§ ACTION ITEM
Which lines in the data below contain the word "Third"? Return each of them.

━━ TASK INPUTS ━━

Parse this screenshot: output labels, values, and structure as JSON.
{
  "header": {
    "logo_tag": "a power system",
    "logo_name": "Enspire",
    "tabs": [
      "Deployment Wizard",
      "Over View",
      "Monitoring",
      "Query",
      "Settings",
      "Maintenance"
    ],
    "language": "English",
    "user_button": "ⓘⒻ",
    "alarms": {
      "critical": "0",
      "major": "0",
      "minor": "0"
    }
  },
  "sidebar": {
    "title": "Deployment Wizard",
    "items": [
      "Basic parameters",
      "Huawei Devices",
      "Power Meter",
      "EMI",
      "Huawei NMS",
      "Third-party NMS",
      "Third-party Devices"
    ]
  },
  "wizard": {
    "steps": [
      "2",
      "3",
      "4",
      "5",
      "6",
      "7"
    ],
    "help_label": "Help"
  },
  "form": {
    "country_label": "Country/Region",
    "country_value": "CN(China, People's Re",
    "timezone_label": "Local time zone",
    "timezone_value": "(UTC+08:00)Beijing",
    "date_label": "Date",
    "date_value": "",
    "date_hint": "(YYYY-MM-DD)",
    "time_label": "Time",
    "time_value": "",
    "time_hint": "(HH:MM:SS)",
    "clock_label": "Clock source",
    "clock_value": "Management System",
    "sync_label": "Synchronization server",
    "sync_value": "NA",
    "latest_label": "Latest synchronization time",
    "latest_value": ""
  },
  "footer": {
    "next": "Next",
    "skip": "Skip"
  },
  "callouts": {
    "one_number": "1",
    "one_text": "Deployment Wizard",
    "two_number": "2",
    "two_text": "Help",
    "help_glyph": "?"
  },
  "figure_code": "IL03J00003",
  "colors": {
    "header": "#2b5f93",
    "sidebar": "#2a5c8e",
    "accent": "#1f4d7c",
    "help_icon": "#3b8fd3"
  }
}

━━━

§ RESPONSE
      "Third-party NMS",
      "Third-party Devices"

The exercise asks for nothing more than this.